Join me with your own #CellpicSunday images. Only rule is the image must be taken and edited via a mobile device. Happy Imaging.
NB for my aviation oriented friends…
Departure from Long Lake, just west of the Detroit Lakes airport. Climbout for westbound heading and a couple of steep turns. Held altitude to within 50 feet (give or take) in both directions. The PA-11 is very stable, just a touch of extra throttle to hold altitude.
First lake landing parallel to the shore in extremely light winds and almost glass water (almost no ripples). Flared a bit high so dropped in a bit, but not far. Takeoff was long due to the smooth water, lifted a wing to get one float loose, the loss of water drag gave us enough speed to lift off. Instructor admonished to be sure to use enough opposite rudder to counteract the turning created by the wing lift, and be sure to stay in ground effect for a bit while speed builds.

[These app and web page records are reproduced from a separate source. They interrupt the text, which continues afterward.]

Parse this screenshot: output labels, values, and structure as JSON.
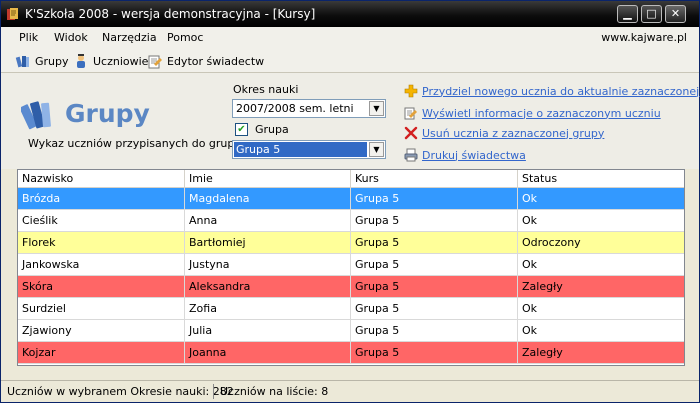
{
  "window": {
    "title": "K'Szkoła 2008 - wersja demonstracyjna - [Kursy]"
  },
  "window_controls": {
    "minimize": "▁",
    "maximize": "□",
    "close": "✕"
  },
  "menu": {
    "items": [
      "Plik",
      "Widok",
      "Narzędzia",
      "Pomoc"
    ],
    "website": "www.kajware.pl"
  },
  "toolbar": {
    "groups_label": "Grupy",
    "students_label": "Uczniowie",
    "certificate_editor_label": "Edytor świadectw"
  },
  "header": {
    "title": "Grupy",
    "subtitle": "Wykaz uczniów przypisanych do grup",
    "period_label": "Okres nauki",
    "period_value": "2007/2008 sem. letni",
    "group_checkbox_label": "Grupa",
    "group_checked": true,
    "group_value": "Grupa 5"
  },
  "actions": [
    {
      "label": "Przydziel nowego ucznia do aktualnie zaznaczonej grupy",
      "icon": "plus-icon"
    },
    {
      "label": "Wyświetl informacje o zaznaczonym uczniu",
      "icon": "info-icon"
    },
    {
      "label": "Usuń ucznia z zaznaczonej grupy",
      "icon": "remove-icon"
    },
    {
      "label": "Drukuj świadectwa",
      "icon": "print-icon"
    }
  ],
  "table": {
    "columns": [
      "Nazwisko",
      "Imie",
      "Kurs",
      "Status"
    ],
    "rows": [
      {
        "cells": [
          "Brózda",
          "Magdalena",
          "Grupa 5",
          "Ok"
        ],
        "state": "selected"
      },
      {
        "cells": [
          "Cieślik",
          "Anna",
          "Grupa 5",
          "Ok"
        ],
        "state": "normal"
      },
      {
        "cells": [
          "Florek",
          "Bartłomiej",
          "Grupa 5",
          "Odroczony"
        ],
        "state": "deferred"
      },
      {
        "cells": [
          "Jankowska",
          "Justyna",
          "Grupa 5",
          "Ok"
        ],
        "state": "normal"
      },
      {
        "cells": [
          "Skóra",
          "Aleksandra",
          "Grupa 5",
          "Zaległy"
        ],
        "state": "overdue"
      },
      {
        "cells": [
          "Surdziel",
          "Zofia",
          "Grupa 5",
          "Ok"
        ],
        "state": "normal"
      },
      {
        "cells": [
          "Zjawiony",
          "Julia",
          "Grupa 5",
          "Ok"
        ],
        "state": "normal"
      },
      {
        "cells": [
          "Kojzar",
          "Joanna",
          "Grupa 5",
          "Zaległy"
        ],
        "state": "overdue"
      }
    ]
  },
  "row_colors": {
    "selected": {
      "bg": "#3399ff",
      "fg": "#ffffff"
    },
    "deferred": {
      "bg": "#ffff99",
      "fg": "#000000"
    },
    "overdue": {
      "bg": "#ff6666",
      "fg": "#000000"
    },
    "normal": {
      "bg": "#ffffff",
      "fg": "#000000"
    }
  },
  "status": {
    "period_count_text": "Uczniów w wybranem Okresie nauki: 282",
    "list_count_text": "Uczniów na liście: 8"
  }
}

One more lake to the south for another landing, then on to Loon Lake, my friend’s home base. On approach to landing, we could see lots of boat and jet ski traffic. We set up the descent, but just above tree level, instructor called for a practice go-around and we headed back to Long Lake. On the way, stall practice. The PA-11 is just as docile in a stall as it is in a steep turn.

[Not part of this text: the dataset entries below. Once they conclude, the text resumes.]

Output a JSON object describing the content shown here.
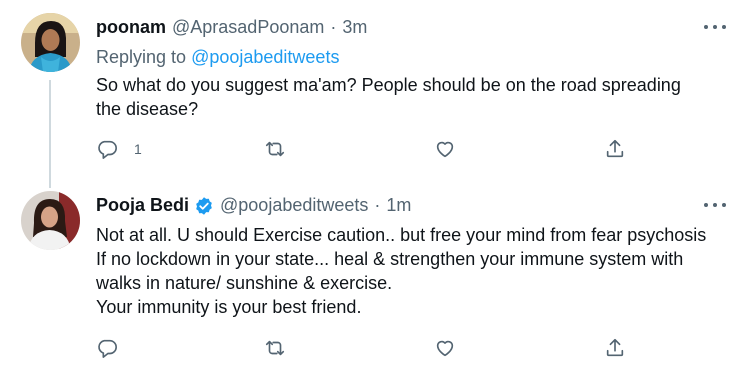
{
  "tweets": [
    {
      "name": "poonam",
      "handle": "@AprasadPoonam",
      "separator": "·",
      "time": "3m",
      "replying_label": "Replying to",
      "replying_to": "@poojabeditweets",
      "text_lines": [
        "So what do you suggest ma'am? People should be on the road spreading",
        "the disease?"
      ],
      "reply_count": "1",
      "avatar_icon": "woman-portrait-avatar",
      "icons": [
        "reply-icon",
        "retweet-icon",
        "like-icon",
        "share-icon",
        "more-icon"
      ]
    },
    {
      "name": "Pooja Bedi",
      "verified": true,
      "handle": "@poojabeditweets",
      "separator": "·",
      "time": "1m",
      "text_lines": [
        "Not at all. U should Exercise caution.. but free your mind from fear psychosis",
        "If no lockdown in your state... heal & strengthen your immune system with",
        "walks in nature/ sunshine & exercise.",
        "Your immunity is your best friend."
      ],
      "avatar_icon": "woman-portrait-avatar",
      "icons": [
        "reply-icon",
        "retweet-icon",
        "like-icon",
        "share-icon",
        "more-icon",
        "verified-badge-icon"
      ]
    }
  ],
  "colors": {
    "text": "#0f1419",
    "secondary": "#536471",
    "accent": "#1d9bf0",
    "thread_line": "#cfd9de"
  }
}
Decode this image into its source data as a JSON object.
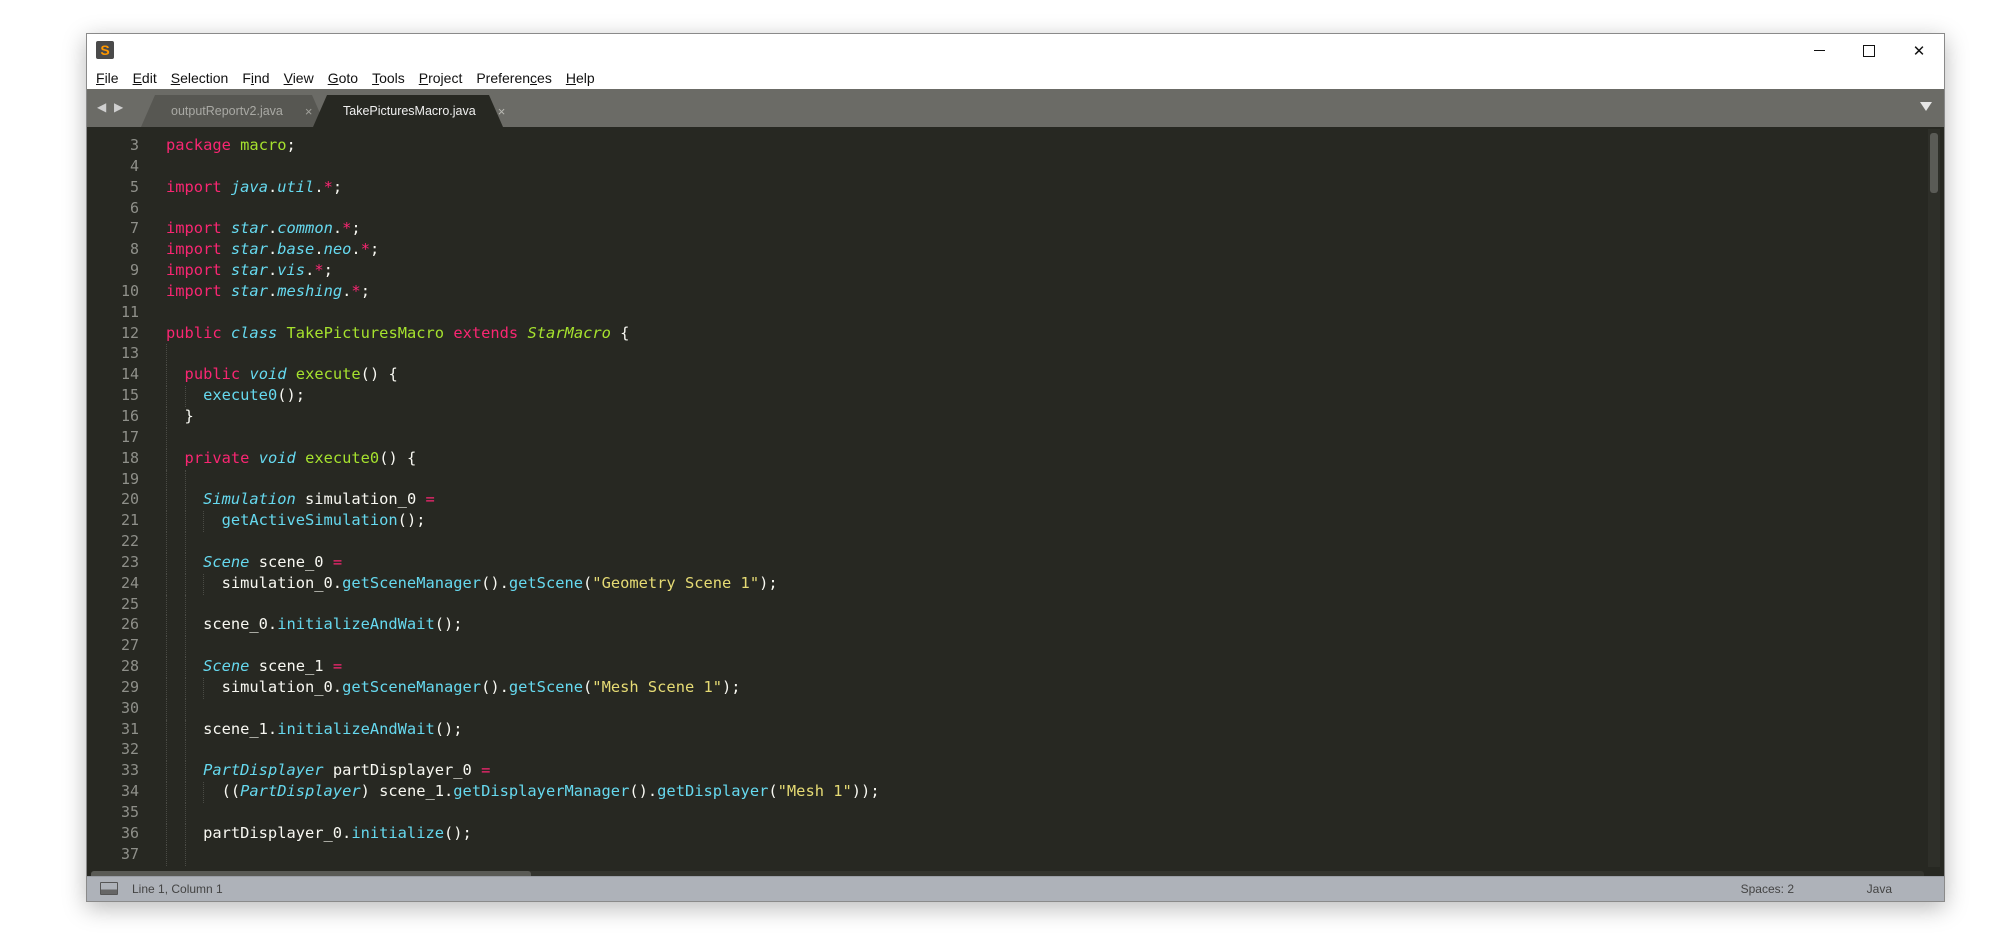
{
  "window": {
    "app_icon": "sublime-text-logo",
    "controls": {
      "minimize": "minimize-icon",
      "maximize": "maximize-icon",
      "close": "close-icon"
    }
  },
  "menu": [
    {
      "label": "File",
      "mnemonic_index": 0
    },
    {
      "label": "Edit",
      "mnemonic_index": 0
    },
    {
      "label": "Selection",
      "mnemonic_index": 0
    },
    {
      "label": "Find",
      "mnemonic_index": 1
    },
    {
      "label": "View",
      "mnemonic_index": 0
    },
    {
      "label": "Goto",
      "mnemonic_index": 0
    },
    {
      "label": "Tools",
      "mnemonic_index": 0
    },
    {
      "label": "Project",
      "mnemonic_index": 0
    },
    {
      "label": "Preferences",
      "mnemonic_index": 8
    },
    {
      "label": "Help",
      "mnemonic_index": 0
    }
  ],
  "tabs": [
    {
      "label": "outputReportv2.java",
      "active": false,
      "close": "×"
    },
    {
      "label": "TakePicturesMacro.java",
      "active": true,
      "close": "×"
    }
  ],
  "tab_nav": "◀ ▶",
  "editor": {
    "first_line": 3,
    "lines": [
      [
        [
          "k",
          "package"
        ],
        [
          "p",
          " "
        ],
        [
          "c",
          "macro"
        ],
        [
          "p",
          ";"
        ]
      ],
      [],
      [
        [
          "k",
          "import"
        ],
        [
          "p",
          " "
        ],
        [
          "t",
          "java"
        ],
        [
          "p",
          "."
        ],
        [
          "t",
          "util"
        ],
        [
          "p",
          "."
        ],
        [
          "k",
          "*"
        ],
        [
          "p",
          ";"
        ]
      ],
      [],
      [
        [
          "k",
          "import"
        ],
        [
          "p",
          " "
        ],
        [
          "t",
          "star"
        ],
        [
          "p",
          "."
        ],
        [
          "t",
          "common"
        ],
        [
          "p",
          "."
        ],
        [
          "k",
          "*"
        ],
        [
          "p",
          ";"
        ]
      ],
      [
        [
          "k",
          "import"
        ],
        [
          "p",
          " "
        ],
        [
          "t",
          "star"
        ],
        [
          "p",
          "."
        ],
        [
          "t",
          "base"
        ],
        [
          "p",
          "."
        ],
        [
          "t",
          "neo"
        ],
        [
          "p",
          "."
        ],
        [
          "k",
          "*"
        ],
        [
          "p",
          ";"
        ]
      ],
      [
        [
          "k",
          "import"
        ],
        [
          "p",
          " "
        ],
        [
          "t",
          "star"
        ],
        [
          "p",
          "."
        ],
        [
          "t",
          "vis"
        ],
        [
          "p",
          "."
        ],
        [
          "k",
          "*"
        ],
        [
          "p",
          ";"
        ]
      ],
      [
        [
          "k",
          "import"
        ],
        [
          "p",
          " "
        ],
        [
          "t",
          "star"
        ],
        [
          "p",
          "."
        ],
        [
          "t",
          "meshing"
        ],
        [
          "p",
          "."
        ],
        [
          "k",
          "*"
        ],
        [
          "p",
          ";"
        ]
      ],
      [],
      [
        [
          "k",
          "public"
        ],
        [
          "p",
          " "
        ],
        [
          "t",
          "class"
        ],
        [
          "p",
          " "
        ],
        [
          "f",
          "TakePicturesMacro"
        ],
        [
          "p",
          " "
        ],
        [
          "k",
          "extends"
        ],
        [
          "p",
          " "
        ],
        [
          "fi",
          "StarMacro"
        ],
        [
          "p",
          " {"
        ]
      ],
      [],
      [
        [
          "p",
          "  "
        ],
        [
          "k",
          "public"
        ],
        [
          "p",
          " "
        ],
        [
          "t",
          "void"
        ],
        [
          "p",
          " "
        ],
        [
          "f",
          "execute"
        ],
        [
          "p",
          "() {"
        ]
      ],
      [
        [
          "p",
          "    "
        ],
        [
          "m",
          "execute0"
        ],
        [
          "p",
          "();"
        ]
      ],
      [
        [
          "p",
          "  }"
        ]
      ],
      [],
      [
        [
          "p",
          "  "
        ],
        [
          "k",
          "private"
        ],
        [
          "p",
          " "
        ],
        [
          "t",
          "void"
        ],
        [
          "p",
          " "
        ],
        [
          "f",
          "execute0"
        ],
        [
          "p",
          "() {"
        ]
      ],
      [],
      [
        [
          "p",
          "    "
        ],
        [
          "t",
          "Simulation"
        ],
        [
          "p",
          " simulation_0 "
        ],
        [
          "k",
          "="
        ]
      ],
      [
        [
          "p",
          "      "
        ],
        [
          "m",
          "getActiveSimulation"
        ],
        [
          "p",
          "();"
        ]
      ],
      [],
      [
        [
          "p",
          "    "
        ],
        [
          "t",
          "Scene"
        ],
        [
          "p",
          " scene_0 "
        ],
        [
          "k",
          "="
        ]
      ],
      [
        [
          "p",
          "      simulation_0."
        ],
        [
          "m",
          "getSceneManager"
        ],
        [
          "p",
          "()."
        ],
        [
          "m",
          "getScene"
        ],
        [
          "p",
          "("
        ],
        [
          "s",
          "\"Geometry Scene 1\""
        ],
        [
          "p",
          ");"
        ]
      ],
      [],
      [
        [
          "p",
          "    scene_0."
        ],
        [
          "m",
          "initializeAndWait"
        ],
        [
          "p",
          "();"
        ]
      ],
      [],
      [
        [
          "p",
          "    "
        ],
        [
          "t",
          "Scene"
        ],
        [
          "p",
          " scene_1 "
        ],
        [
          "k",
          "="
        ]
      ],
      [
        [
          "p",
          "      simulation_0."
        ],
        [
          "m",
          "getSceneManager"
        ],
        [
          "p",
          "()."
        ],
        [
          "m",
          "getScene"
        ],
        [
          "p",
          "("
        ],
        [
          "s",
          "\"Mesh Scene 1\""
        ],
        [
          "p",
          ");"
        ]
      ],
      [],
      [
        [
          "p",
          "    scene_1."
        ],
        [
          "m",
          "initializeAndWait"
        ],
        [
          "p",
          "();"
        ]
      ],
      [],
      [
        [
          "p",
          "    "
        ],
        [
          "t",
          "PartDisplayer"
        ],
        [
          "p",
          " partDisplayer_0 "
        ],
        [
          "k",
          "="
        ]
      ],
      [
        [
          "p",
          "      (("
        ],
        [
          "t",
          "PartDisplayer"
        ],
        [
          "p",
          ") scene_1."
        ],
        [
          "m",
          "getDisplayerManager"
        ],
        [
          "p",
          "()."
        ],
        [
          "m",
          "getDisplayer"
        ],
        [
          "p",
          "("
        ],
        [
          "s",
          "\"Mesh 1\""
        ],
        [
          "p",
          "));"
        ]
      ],
      [],
      [
        [
          "p",
          "    partDisplayer_0."
        ],
        [
          "m",
          "initialize"
        ],
        [
          "p",
          "();"
        ]
      ],
      []
    ]
  },
  "status": {
    "panel_icon": "console-panel-icon",
    "position": "Line 1, Column 1",
    "indentation": "Spaces: 2",
    "syntax": "Java"
  },
  "colors": {
    "editor_bg": "#272822",
    "keyword": "#f92672",
    "type": "#66d9ef",
    "function": "#a6e22e",
    "string": "#e6db74",
    "text": "#f8f8f2",
    "status_bg": "#aeb2b9",
    "tabbar_bg": "#6b6b66"
  }
}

Final landing at Loon Lake was interesting. The south end of the lake had a busy “moire-like” pattern in the water, undoubtedly due to the winds which had come up a bit. Last landing was a too-high flare, accompanied by a higher than normal sink rate. We dropped in pretty quickly, but safely. We speculated the change at the end was due to our transition from the “squirrelly water” to a calmer area. In any case, it was a safe landing, and we taxied to the dock to trailer the bird and do the paperwork. In the previous week, I’d completed the ground school portion of the flight review. The flying portion was postponed due to high winds that day. I logged 1.3 hours in “Single-engine Sea category. I’m legal to fly for another two years and current for 90 days in Single-engine Sea category.